Fig. 11末Beans planted at proper depth.
FOR CONTINUOUS CROPS
With some of the important vegetables a series
of plantings is desirable. Of string beans, lettuce, radishes, spinach,
sweet corn, peas, beets and carrots there should be several successive
plantings, two or three weeks apart, to provide a fresh and continuous
supply all season.
DEPTH OF PLANTING*
Do not plant too deeply. The old rule is to
plant to a depth of 5 times the thickness of the seed. This, however, is not
an absolute rule and is not safe in all cases. Consult planting table on
page 23 for depth.
When the green rows appear it is time to start
hoeing or cultivating. Never hoe or cultivate deeply末an inch or two is deep
enough末but stir the ground frequently, and always after rain or watering,
as soon as it is dry enough. The hoeing must not be done after rain or
watering when the ground is still so wet as to cause the muddy earth to pack
like cement, as this causes the earth to cake and dry out altogether too
rapidly, which is undesirable.
Frequent hoeing causes the formation of a dust layer
which prevents the soil underneath from drying out. The garden should always
be kept free from weeds, as these, if permitted to grow, consume plant food
and moisture needed by the plants.
Fig. 13末A small potato planted whole. The
depth of planting here shown is approximately 4-1/2 inches to the center of
the potato. This is the depth for late potatoes. Early potatoes are planted
2 inches nearer surface of ground.
Fig. 12末Lima beans, planted properly, with eyes down.
A plentiful supply of moisture is essential. If
there is not sufficient rainfall the moisture should be provided by watering
the garden. In doing this it is better to soak the ground once a week than
to sprinkle every day. Late afternoon is the best time to sprinkle.
To moisten the surface is not enough. There must
be a thorough wetting. If pipe connections are available a garden hose is
the best means of watering. One of the most satisfactory methods is to open
small furrows between rows and allow water to run into these trenches,
raking the earth back into place several hours later and making a mulch,

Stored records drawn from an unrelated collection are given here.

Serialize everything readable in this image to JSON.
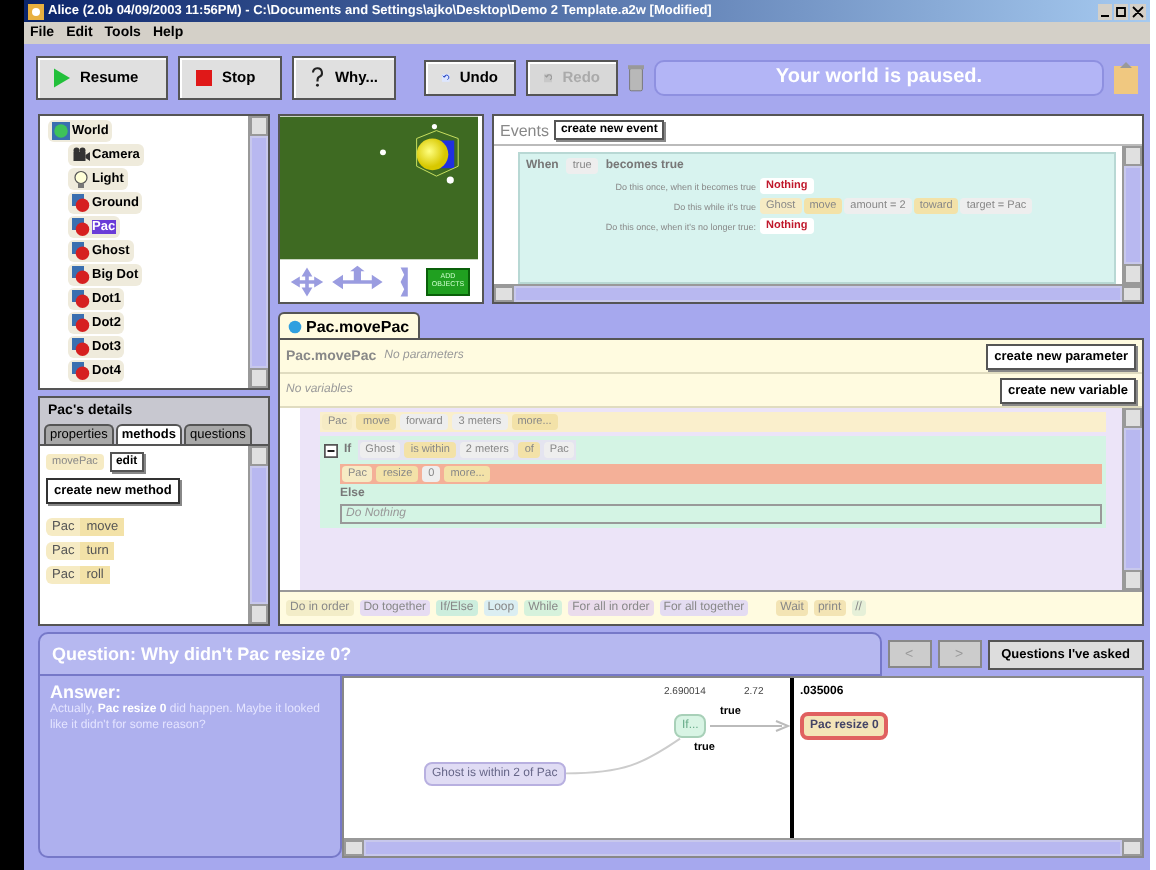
{
  "window": {
    "title": "Alice (2.0b 04/09/2003 11:56PM) - C:\\Documents and Settings\\ajko\\Desktop\\Demo 2 Template.a2w [Modified]"
  },
  "menu": [
    "File",
    "Edit",
    "Tools",
    "Help"
  ],
  "toolbar": {
    "buttons": [
      {
        "label": "Resume",
        "kind": "play",
        "disabled": false
      },
      {
        "label": "Stop",
        "kind": "stop",
        "disabled": false
      },
      {
        "label": "Why...",
        "kind": "why",
        "disabled": false
      },
      {
        "label": "Undo",
        "kind": "undo",
        "disabled": false
      },
      {
        "label": "Redo",
        "kind": "redo",
        "disabled": true
      }
    ],
    "status": "Your world is paused."
  },
  "object_tree": {
    "label": "World",
    "kind": "world",
    "selected": false,
    "children": [
      {
        "label": "Camera",
        "kind": "camera",
        "selected": false
      },
      {
        "label": "Light",
        "kind": "light",
        "selected": false
      },
      {
        "label": "Ground",
        "kind": "object",
        "selected": false
      },
      {
        "label": "Pac",
        "kind": "object",
        "selected": true
      },
      {
        "label": "Ghost",
        "kind": "object",
        "selected": false
      },
      {
        "label": "Big Dot",
        "kind": "object",
        "selected": false
      },
      {
        "label": "Dot1",
        "kind": "object",
        "selected": false
      },
      {
        "label": "Dot2",
        "kind": "object",
        "selected": false
      },
      {
        "label": "Dot3",
        "kind": "object",
        "selected": false
      },
      {
        "label": "Dot4",
        "kind": "object",
        "selected": false
      }
    ]
  },
  "world_view": {
    "add_objects": "ADD OBJECTS"
  },
  "events": {
    "title": "Events",
    "create_button": "create new event",
    "when": "When",
    "condition": "true",
    "trigger": "becomes true",
    "rows": [
      {
        "label": "Do this once, when it becomes true",
        "tiles": [
          {
            "text": "Nothing",
            "kind": "nothing"
          }
        ]
      },
      {
        "label": "Do this while it's true",
        "tiles": [
          {
            "text": "Ghost",
            "kind": "object"
          },
          {
            "text": "move",
            "kind": "method"
          },
          {
            "text": "amount = 2",
            "kind": "param"
          },
          {
            "text": "toward",
            "kind": "method"
          },
          {
            "text": "target = Pac",
            "kind": "param"
          }
        ]
      },
      {
        "label": "Do this once, when it's no longer true:",
        "tiles": [
          {
            "text": "Nothing",
            "kind": "nothing"
          }
        ]
      }
    ]
  },
  "method_tab": {
    "label": "Pac.movePac",
    "selected": true
  },
  "method_header": {
    "name": "Pac.movePac",
    "parameters": "No parameters",
    "variables": "No variables",
    "create_parameter": "create new parameter",
    "create_variable": "create new variable"
  },
  "code": {
    "first_line": {
      "highlighted": false,
      "tiles": [
        {
          "text": "Pac",
          "kind": "object"
        },
        {
          "text": "move",
          "kind": "method"
        },
        {
          "text": "forward",
          "kind": "param"
        },
        {
          "text": "3 meters",
          "kind": "param"
        },
        {
          "text": "more...",
          "kind": "method"
        }
      ]
    },
    "if_label": "If",
    "expanded": true,
    "condition": [
      {
        "text": "Ghost",
        "kind": "param"
      },
      {
        "text": "is within",
        "kind": "method"
      },
      {
        "text": "2 meters",
        "kind": "param"
      },
      {
        "text": "of",
        "kind": "method"
      },
      {
        "text": "Pac",
        "kind": "param"
      }
    ],
    "then_line": {
      "highlighted": true,
      "tiles": [
        {
          "text": "Pac",
          "kind": "object"
        },
        {
          "text": "resize",
          "kind": "method"
        },
        {
          "text": "0",
          "kind": "param"
        },
        {
          "text": "more...",
          "kind": "method"
        }
      ]
    },
    "else_label": "Else",
    "else_body": "Do Nothing"
  },
  "control_tiles": [
    {
      "text": "Do in order",
      "color": "#f3edc8"
    },
    {
      "text": "Do together",
      "color": "#e6dcf2"
    },
    {
      "text": "If/Else",
      "color": "#cdeedd"
    },
    {
      "text": "Loop",
      "color": "#dbeef2"
    },
    {
      "text": "While",
      "color": "#d6f2dc"
    },
    {
      "text": "For all in order",
      "color": "#eadcec"
    },
    {
      "text": "For all together",
      "color": "#e4dcf2"
    },
    {
      "text": "Wait",
      "color": "#f3e4b4"
    },
    {
      "text": "print",
      "color": "#f3e4b4"
    },
    {
      "text": "//",
      "color": "#e6f0d8"
    }
  ],
  "details": {
    "title": "Pac's details",
    "tabs": [
      {
        "label": "properties",
        "selected": false
      },
      {
        "label": "methods",
        "selected": true
      },
      {
        "label": "questions",
        "selected": false
      }
    ],
    "method": "movePac",
    "edit": "edit",
    "create_method": "create new method",
    "tiles": [
      [
        "Pac",
        "move"
      ],
      [
        "Pac",
        "turn"
      ],
      [
        "Pac",
        "roll"
      ]
    ]
  },
  "question": {
    "text": "Question: Why didn't Pac resize  0?",
    "nav": [
      {
        "label": "<",
        "disabled": true
      },
      {
        "label": ">",
        "disabled": true
      }
    ],
    "asked": "Questions I've asked"
  },
  "answer": {
    "title": "Answer:",
    "text": "Actually, **Pac resize 0** did happen. Maybe it looked like it didn't for some reason?"
  },
  "timeline": {
    "ticks": [
      "2.690014",
      "2.72",
      ".035006"
    ],
    "if_node": "If...",
    "action_node": "Pac resize  0",
    "condition_node": "Ghost is within 2 of Pac",
    "labels": [
      "true",
      "true"
    ]
  }
}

after the water has thoroughly soaked in. The sprinkling pot will serve if
hose is not available, but is is more laborious. Overhead sprinklers are
very satisfactory. They consist of pipes mounted on supports extending the

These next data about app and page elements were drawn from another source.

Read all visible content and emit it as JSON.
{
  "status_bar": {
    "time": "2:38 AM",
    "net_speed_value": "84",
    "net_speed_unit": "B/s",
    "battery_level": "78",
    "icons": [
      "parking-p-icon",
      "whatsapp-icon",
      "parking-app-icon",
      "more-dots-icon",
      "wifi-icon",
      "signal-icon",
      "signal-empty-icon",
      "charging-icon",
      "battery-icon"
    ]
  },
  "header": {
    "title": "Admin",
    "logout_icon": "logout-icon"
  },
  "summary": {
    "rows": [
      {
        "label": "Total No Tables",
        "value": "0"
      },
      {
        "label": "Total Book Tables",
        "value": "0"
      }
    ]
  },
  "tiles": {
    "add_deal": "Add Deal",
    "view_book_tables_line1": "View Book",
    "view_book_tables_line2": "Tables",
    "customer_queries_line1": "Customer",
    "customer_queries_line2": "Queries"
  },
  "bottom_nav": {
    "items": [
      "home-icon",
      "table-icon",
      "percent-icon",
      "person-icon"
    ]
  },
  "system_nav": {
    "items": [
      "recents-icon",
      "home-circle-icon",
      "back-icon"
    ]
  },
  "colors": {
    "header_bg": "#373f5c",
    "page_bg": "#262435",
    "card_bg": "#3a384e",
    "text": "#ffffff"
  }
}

length of the area to be watered. Holes are drilled at intervals of 3 to 4
feet and small nozzles are inserted which yield a spray-like misty rain when
the water is turned on. By turning the pipes and also changing the position
of them it is possible to water an area of any size.
In home gardens proper drainage is often disregarded.
Drainage improves the soil by allowing air to enter; by raising the
temperature of the soil; by rendering the soil more porous and granular; by
enabling the roots of plants to grow deeply into the soil and by allowing
earlier cultivation in the spring.
Blind ditches, partly filled with stones or other
material covered with soil, or open ditches, will be found satisfactory for
the home garden. They should be along the lowest level of the garden, and
have suitable outlet. Lacking an outlet, lay tile 12 inches below surface of
garden, slanting toward a hole 10 feet deep and 5 feet across, in center of
garden. Fill this, two thirds to top, with stones, covering stones with clay
and covering the clay with loam.